Information supplied Start Marker

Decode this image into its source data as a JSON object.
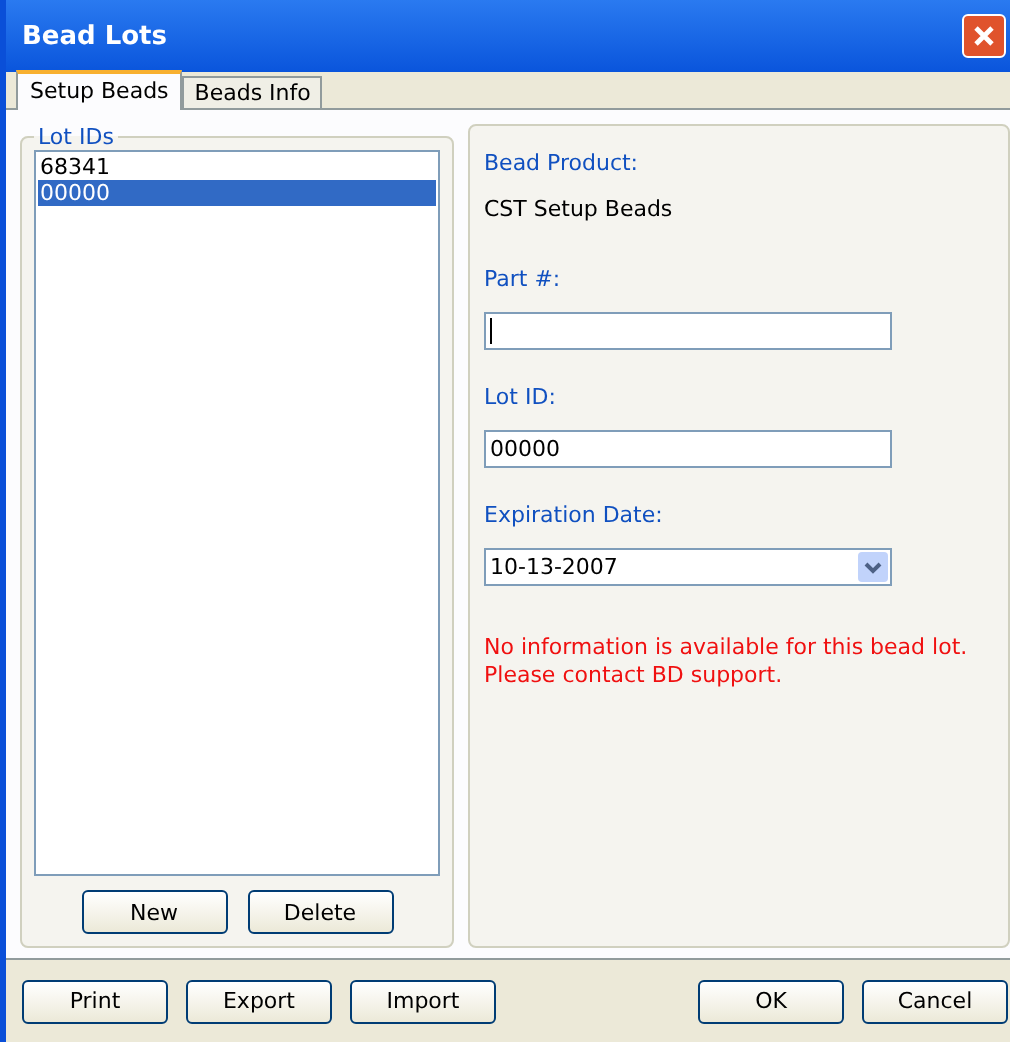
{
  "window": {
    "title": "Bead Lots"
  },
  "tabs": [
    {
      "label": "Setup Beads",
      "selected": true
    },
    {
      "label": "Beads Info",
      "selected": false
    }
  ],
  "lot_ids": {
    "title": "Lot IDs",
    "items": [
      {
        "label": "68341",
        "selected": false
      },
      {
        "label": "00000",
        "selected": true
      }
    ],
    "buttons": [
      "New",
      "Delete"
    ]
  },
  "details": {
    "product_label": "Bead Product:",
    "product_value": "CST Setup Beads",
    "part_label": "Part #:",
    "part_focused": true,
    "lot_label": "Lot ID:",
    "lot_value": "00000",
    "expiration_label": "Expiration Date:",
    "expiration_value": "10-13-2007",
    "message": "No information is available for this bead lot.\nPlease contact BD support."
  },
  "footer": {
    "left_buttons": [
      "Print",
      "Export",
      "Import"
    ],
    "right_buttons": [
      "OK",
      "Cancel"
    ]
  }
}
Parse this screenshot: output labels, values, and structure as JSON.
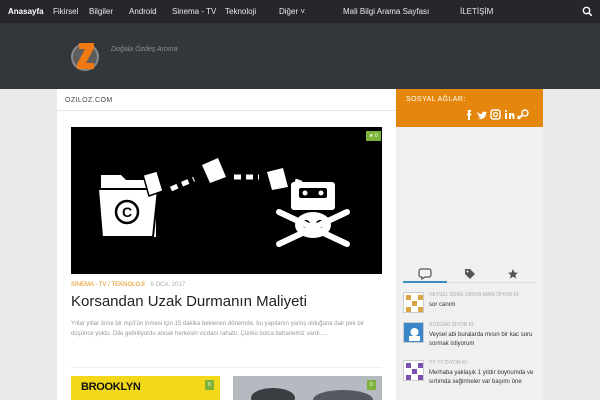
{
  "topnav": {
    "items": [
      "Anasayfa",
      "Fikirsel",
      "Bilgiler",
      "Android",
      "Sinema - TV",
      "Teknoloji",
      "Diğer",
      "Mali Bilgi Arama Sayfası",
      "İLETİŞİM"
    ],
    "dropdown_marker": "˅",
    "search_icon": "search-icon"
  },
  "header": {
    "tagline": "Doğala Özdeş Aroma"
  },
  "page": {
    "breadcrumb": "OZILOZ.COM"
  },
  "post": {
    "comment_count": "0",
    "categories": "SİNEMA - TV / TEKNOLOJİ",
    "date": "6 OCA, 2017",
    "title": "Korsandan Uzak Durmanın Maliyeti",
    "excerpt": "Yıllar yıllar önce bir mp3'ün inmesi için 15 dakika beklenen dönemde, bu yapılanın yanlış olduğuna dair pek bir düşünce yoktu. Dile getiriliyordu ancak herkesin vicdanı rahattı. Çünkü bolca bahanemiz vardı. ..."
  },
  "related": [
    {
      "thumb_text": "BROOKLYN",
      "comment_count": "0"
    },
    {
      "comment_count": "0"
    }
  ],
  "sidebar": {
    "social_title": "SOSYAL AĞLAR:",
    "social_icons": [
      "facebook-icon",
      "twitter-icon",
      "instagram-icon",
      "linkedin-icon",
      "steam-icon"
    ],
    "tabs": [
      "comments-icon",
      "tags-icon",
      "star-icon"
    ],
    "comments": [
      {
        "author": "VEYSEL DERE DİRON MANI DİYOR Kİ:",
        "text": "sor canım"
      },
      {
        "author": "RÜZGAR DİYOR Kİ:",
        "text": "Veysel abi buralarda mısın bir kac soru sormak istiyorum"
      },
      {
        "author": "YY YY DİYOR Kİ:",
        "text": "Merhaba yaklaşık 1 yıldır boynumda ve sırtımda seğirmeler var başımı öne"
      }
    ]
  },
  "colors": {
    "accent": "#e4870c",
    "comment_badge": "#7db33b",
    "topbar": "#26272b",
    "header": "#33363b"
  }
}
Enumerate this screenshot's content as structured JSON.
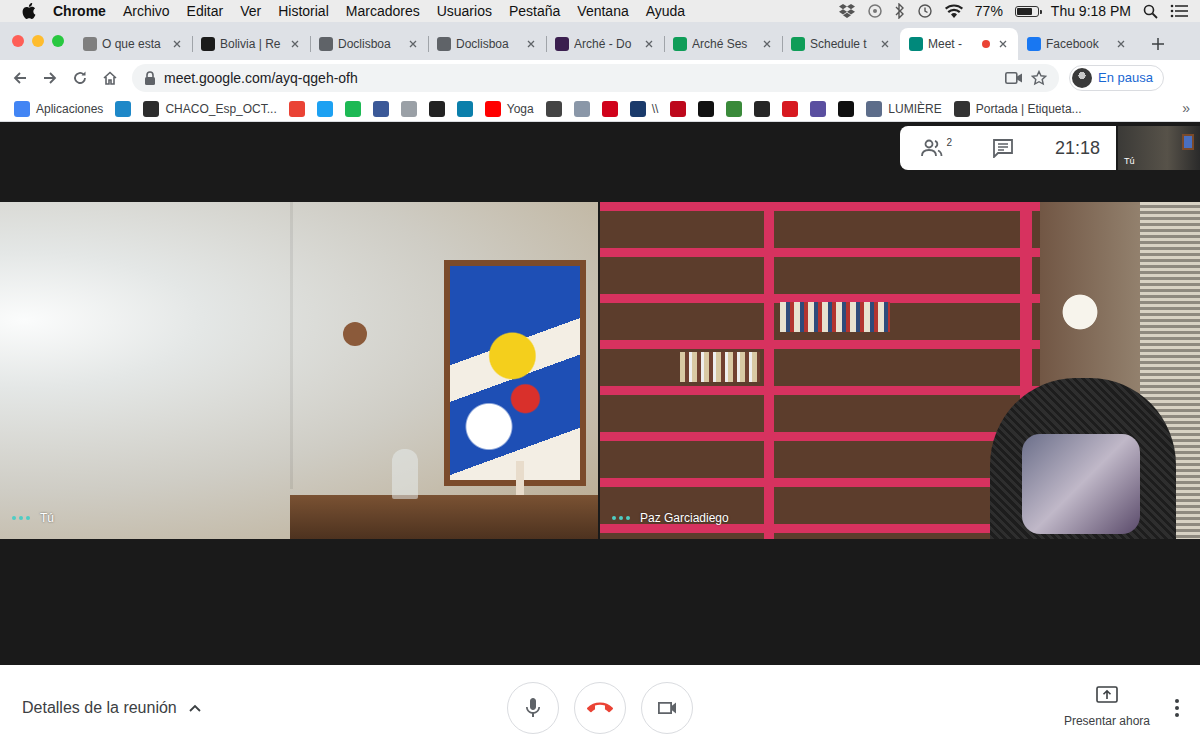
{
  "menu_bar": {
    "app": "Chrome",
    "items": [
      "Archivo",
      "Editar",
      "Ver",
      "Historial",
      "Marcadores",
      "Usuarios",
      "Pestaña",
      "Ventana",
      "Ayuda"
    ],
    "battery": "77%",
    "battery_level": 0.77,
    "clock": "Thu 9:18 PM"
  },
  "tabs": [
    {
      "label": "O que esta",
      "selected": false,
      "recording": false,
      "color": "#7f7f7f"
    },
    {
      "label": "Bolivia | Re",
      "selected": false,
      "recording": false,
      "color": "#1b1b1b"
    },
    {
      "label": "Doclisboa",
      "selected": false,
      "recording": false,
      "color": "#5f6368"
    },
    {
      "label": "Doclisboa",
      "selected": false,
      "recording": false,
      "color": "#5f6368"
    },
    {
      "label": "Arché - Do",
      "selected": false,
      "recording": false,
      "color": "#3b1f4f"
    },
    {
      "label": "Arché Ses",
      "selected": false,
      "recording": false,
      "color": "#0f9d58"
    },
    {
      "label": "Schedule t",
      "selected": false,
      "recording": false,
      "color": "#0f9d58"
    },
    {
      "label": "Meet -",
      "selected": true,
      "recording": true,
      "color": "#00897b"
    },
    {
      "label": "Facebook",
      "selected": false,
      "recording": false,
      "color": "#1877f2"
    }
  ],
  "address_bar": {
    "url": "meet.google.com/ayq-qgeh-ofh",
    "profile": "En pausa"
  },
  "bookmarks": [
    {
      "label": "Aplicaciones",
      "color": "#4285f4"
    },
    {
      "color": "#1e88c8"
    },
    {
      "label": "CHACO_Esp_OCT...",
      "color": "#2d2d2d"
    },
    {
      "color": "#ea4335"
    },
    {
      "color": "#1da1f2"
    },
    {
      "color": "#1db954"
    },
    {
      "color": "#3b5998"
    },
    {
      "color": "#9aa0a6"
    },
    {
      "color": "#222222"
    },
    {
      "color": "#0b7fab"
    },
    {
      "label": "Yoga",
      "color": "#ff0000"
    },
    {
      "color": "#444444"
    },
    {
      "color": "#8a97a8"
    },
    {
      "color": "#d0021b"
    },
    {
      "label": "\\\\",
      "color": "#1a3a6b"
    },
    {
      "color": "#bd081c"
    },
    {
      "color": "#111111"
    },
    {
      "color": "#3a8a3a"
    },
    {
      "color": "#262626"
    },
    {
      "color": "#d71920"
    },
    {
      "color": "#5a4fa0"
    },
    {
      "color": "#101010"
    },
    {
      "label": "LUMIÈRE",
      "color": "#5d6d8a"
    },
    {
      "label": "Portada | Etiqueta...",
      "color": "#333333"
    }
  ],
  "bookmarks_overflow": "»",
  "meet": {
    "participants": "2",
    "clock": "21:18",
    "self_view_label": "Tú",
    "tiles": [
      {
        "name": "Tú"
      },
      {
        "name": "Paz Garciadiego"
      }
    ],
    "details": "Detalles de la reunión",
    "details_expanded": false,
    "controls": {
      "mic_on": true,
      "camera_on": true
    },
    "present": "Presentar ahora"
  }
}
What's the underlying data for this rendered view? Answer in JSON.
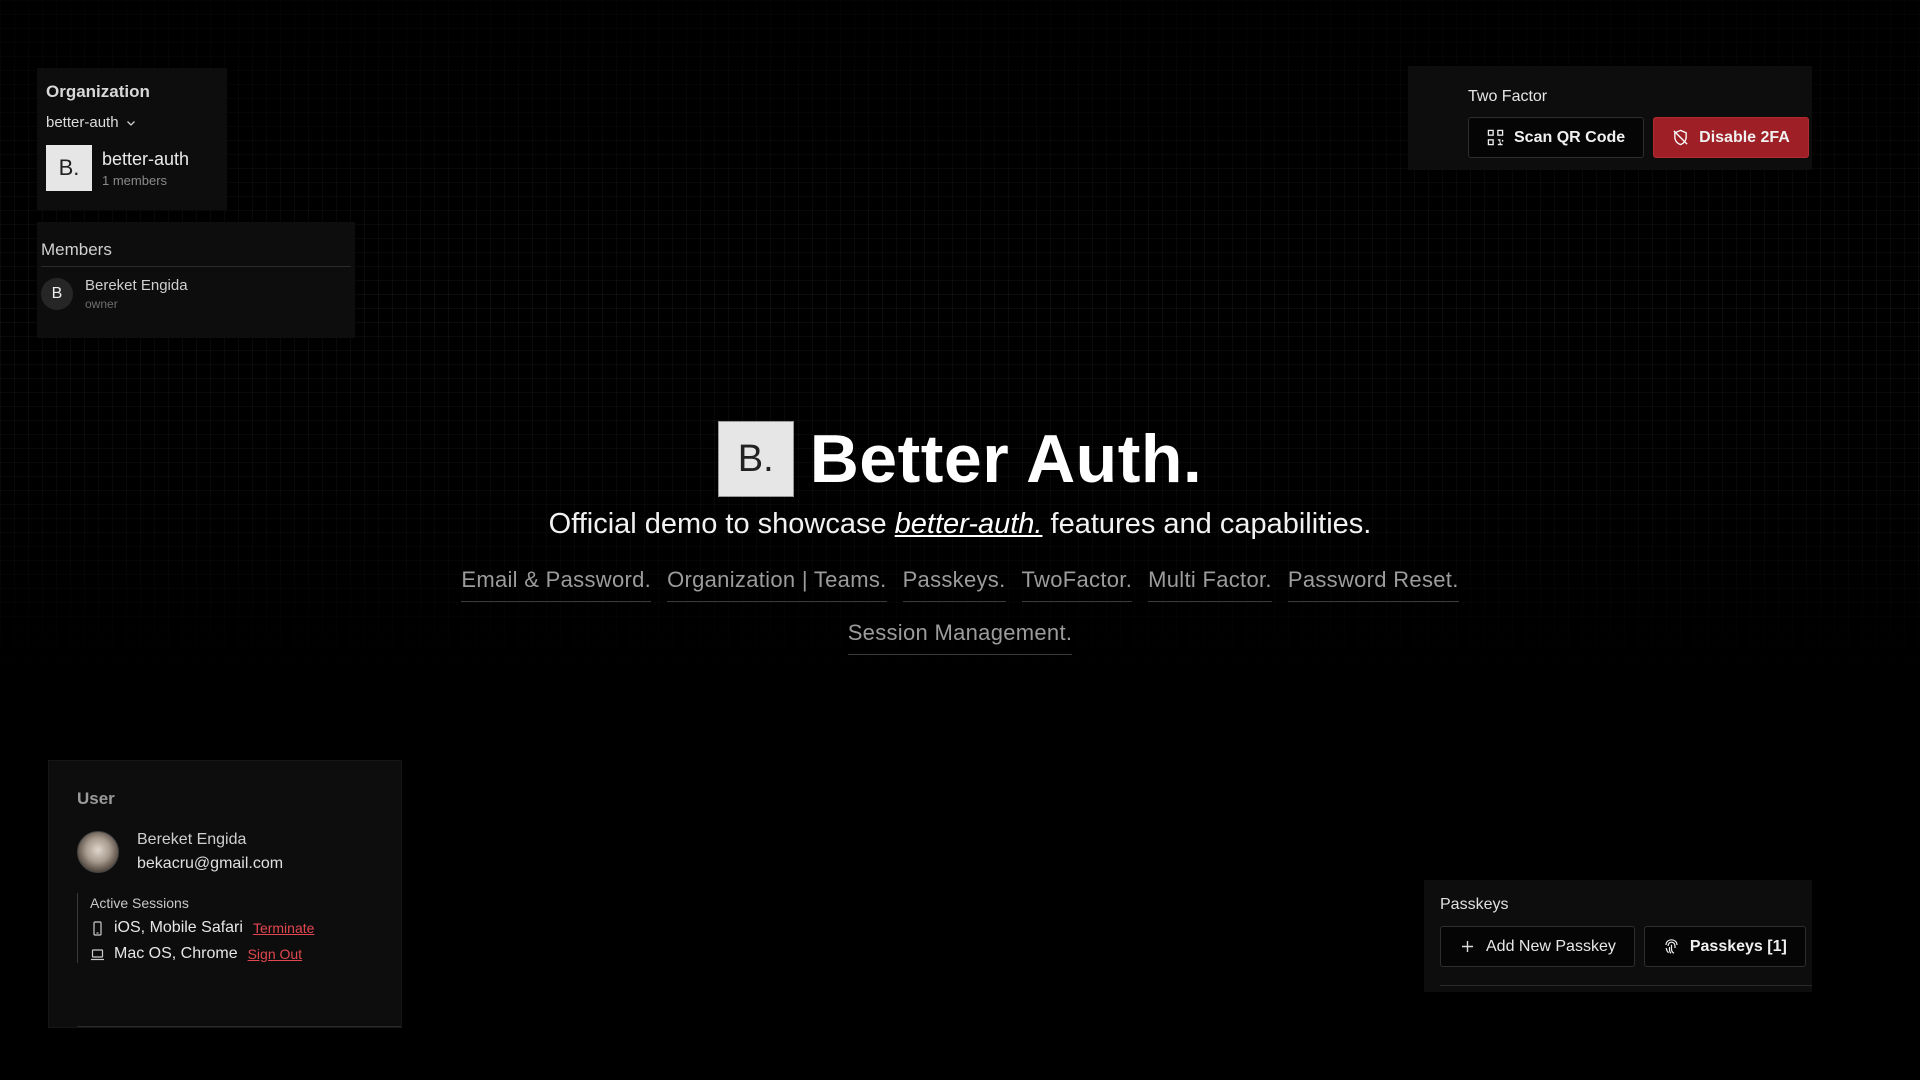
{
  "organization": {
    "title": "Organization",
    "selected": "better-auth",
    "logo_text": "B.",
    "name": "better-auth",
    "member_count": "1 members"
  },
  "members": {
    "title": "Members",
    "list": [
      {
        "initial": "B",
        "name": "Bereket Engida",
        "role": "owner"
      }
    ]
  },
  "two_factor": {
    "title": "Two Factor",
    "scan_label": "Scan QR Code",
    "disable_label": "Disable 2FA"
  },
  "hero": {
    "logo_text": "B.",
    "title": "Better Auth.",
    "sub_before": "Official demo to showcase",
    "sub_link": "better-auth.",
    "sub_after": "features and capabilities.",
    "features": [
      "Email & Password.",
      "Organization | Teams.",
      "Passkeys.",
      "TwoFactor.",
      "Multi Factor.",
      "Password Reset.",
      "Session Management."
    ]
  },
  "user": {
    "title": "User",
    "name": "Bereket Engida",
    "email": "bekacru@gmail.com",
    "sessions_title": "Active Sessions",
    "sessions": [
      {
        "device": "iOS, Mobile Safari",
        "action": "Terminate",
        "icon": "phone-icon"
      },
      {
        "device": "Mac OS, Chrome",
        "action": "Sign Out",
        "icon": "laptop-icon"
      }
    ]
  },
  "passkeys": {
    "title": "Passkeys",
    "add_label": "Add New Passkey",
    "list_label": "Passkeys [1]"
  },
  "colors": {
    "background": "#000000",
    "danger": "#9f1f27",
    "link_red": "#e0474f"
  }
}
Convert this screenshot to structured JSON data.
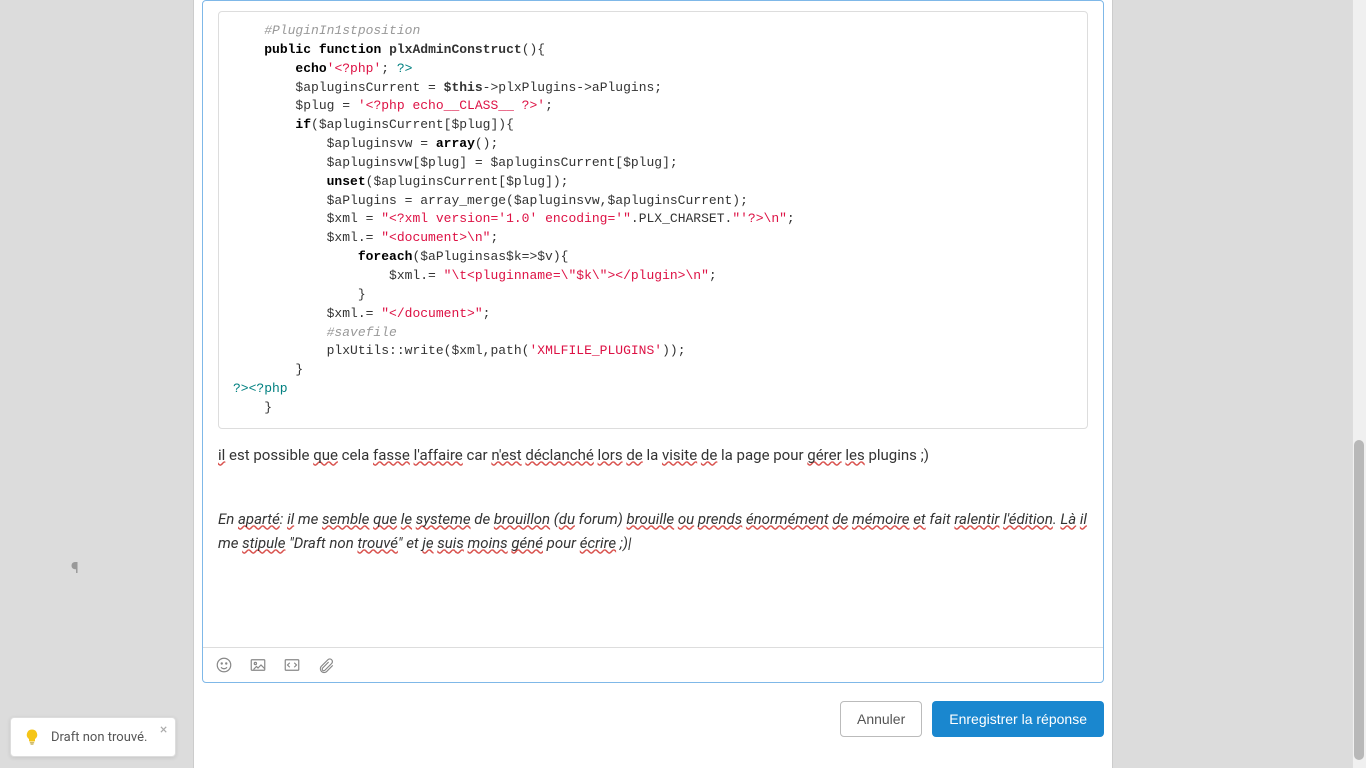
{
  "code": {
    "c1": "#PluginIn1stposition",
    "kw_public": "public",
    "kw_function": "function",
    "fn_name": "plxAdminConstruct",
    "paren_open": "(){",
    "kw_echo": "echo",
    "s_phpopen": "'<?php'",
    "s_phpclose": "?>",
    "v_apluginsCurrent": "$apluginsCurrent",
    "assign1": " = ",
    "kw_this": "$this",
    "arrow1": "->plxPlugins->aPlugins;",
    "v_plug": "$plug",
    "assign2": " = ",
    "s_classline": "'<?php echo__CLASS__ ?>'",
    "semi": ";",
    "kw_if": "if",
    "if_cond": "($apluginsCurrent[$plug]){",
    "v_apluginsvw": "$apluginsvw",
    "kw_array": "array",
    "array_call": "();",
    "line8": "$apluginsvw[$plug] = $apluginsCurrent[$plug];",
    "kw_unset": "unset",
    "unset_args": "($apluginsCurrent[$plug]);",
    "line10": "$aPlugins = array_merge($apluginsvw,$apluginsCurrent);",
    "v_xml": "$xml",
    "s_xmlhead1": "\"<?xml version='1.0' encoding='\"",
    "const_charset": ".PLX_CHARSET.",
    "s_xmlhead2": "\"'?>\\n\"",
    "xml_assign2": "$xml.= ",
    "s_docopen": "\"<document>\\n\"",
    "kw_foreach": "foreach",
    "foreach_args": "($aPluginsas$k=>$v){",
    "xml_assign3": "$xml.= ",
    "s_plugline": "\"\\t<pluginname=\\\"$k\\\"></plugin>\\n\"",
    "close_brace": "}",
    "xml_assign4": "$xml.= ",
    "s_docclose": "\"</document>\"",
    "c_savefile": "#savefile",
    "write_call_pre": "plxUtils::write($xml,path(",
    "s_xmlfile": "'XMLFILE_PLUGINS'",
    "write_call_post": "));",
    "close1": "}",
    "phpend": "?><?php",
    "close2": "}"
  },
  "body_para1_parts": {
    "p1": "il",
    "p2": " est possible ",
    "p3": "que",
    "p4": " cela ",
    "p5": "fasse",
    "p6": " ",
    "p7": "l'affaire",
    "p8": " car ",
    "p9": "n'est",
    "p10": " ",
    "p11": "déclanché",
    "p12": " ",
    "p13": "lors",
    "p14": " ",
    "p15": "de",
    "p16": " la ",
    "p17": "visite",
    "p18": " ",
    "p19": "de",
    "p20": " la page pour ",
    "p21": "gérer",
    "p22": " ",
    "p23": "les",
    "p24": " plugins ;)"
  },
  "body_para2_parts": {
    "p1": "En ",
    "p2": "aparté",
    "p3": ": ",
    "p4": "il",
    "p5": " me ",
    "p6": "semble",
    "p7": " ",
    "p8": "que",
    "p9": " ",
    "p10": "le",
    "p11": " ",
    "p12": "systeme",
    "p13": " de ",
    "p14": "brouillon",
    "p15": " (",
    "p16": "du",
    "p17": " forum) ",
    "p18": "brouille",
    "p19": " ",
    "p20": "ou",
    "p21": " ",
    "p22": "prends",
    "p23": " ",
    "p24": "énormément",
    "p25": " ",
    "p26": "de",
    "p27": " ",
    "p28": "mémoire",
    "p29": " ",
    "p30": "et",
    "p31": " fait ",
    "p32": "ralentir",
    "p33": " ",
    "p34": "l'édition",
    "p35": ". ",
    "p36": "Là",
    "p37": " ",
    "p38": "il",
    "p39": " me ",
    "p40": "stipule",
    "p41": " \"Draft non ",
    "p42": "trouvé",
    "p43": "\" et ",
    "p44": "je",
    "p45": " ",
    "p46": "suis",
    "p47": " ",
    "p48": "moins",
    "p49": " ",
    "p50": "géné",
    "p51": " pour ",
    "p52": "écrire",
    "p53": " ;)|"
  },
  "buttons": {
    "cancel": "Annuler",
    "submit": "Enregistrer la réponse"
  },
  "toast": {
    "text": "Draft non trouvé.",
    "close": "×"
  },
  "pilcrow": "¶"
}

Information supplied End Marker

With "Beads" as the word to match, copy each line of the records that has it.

Solution
      "label": "Setup Beads",
      "label": "Beads Info",
    "product_value": "CST Setup Beads",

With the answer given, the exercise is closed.